Ul­ti­mately, smart peo­ple want to be part of the Port of Tallinn story, and in­volved in the trend curve

con­trol while their own ve­hi­cles’ ad­mis­sions are au­to­mated.

“On the cargo side, it has also in­volved the com­plete digi­ti­sa­tion of the lo­gis­tics chain. We have been very ac­tive on this front in speed­ing up ves­sels’ dec­la­ra­tion of en­try to the port, and com­mu­ni­ca­tions with cus­toms.”

The Port is cur­rently run­ning a pi­lot for digi­ti­sa­tion of rail­ways and truck routes to fully dig­i­talise all as­pects of the site’s lo­gis­tics chain, hav­ing be­come one of the busi­ness’s most con­certed in­vest­ment ar­eas.

The fi­nal mega­trend then ad­dresses en­vi­ron­men­tal re­quire­ments. Rather than sim­ply meet­ing leg­is­lated ex­pec­ta­tions though, the Port is look­ing to turn the trend into its favour and is do­ing so through its own ded­i­cated arm, Green Marine. Re­sul­tantly en­sur­ing the com­plete recycling of all waste across the Port, the Com­pany is once again demon­strat­ing an abil­ity to not just ad­here to trends, but to be pi­o­neers in over­com­ing them.

“If we look two or three years ahead we can mea­sure our suc­cess in terms of ex­e­cuted plans and vi­sions in line with these mega­trends,” Kalm con­cludes. “We are pi­o­neers, and it’s all pay­ing off in terms of statis­tics.

“Last year we wel­comed more than 11 mil­lion pas­sen­gers, 20 mil­lion tonnes of cargo and a fur­ther 2.3 mil­lion pas­sen­gers through our own lo­cal, do­mes­tic lines. These are key fig­ures not just from a busi­ness growth per­spec­tive, but as tes­ta­ments to our pi­o­neer­ing, in­no­va­tive na­ture.”

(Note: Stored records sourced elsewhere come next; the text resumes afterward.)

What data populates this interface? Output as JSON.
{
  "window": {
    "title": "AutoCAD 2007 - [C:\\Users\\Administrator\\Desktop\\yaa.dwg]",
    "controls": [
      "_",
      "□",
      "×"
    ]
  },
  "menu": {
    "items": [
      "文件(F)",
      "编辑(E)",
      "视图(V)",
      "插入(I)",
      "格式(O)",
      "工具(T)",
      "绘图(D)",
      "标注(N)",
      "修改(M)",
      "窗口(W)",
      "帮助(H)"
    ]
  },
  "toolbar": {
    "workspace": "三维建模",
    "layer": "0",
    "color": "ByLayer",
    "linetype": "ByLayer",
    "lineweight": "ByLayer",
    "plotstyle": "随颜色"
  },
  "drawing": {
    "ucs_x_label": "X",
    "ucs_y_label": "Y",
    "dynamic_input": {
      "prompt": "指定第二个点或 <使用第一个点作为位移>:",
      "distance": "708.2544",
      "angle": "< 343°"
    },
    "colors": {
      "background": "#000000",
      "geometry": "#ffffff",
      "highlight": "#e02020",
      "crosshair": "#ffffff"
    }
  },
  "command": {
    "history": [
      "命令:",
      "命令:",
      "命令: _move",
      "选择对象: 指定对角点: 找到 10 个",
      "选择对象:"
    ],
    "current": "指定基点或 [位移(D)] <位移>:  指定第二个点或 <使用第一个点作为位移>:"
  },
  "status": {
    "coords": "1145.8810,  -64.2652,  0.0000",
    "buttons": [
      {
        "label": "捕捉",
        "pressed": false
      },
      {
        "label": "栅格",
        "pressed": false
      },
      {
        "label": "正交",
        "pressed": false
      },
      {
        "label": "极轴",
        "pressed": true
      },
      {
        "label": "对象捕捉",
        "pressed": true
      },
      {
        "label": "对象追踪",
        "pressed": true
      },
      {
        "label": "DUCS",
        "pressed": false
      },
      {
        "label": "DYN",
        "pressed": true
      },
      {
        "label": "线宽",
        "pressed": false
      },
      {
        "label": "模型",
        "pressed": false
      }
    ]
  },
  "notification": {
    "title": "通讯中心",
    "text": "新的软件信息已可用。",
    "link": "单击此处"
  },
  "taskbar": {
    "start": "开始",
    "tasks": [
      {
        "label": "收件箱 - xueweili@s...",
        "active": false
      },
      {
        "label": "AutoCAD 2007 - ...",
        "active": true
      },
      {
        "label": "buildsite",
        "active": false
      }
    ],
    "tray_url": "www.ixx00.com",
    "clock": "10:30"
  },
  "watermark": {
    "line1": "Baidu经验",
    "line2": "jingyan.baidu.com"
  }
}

Newspapers in English

Newspapers from UK

© PressReader. All rights reserved.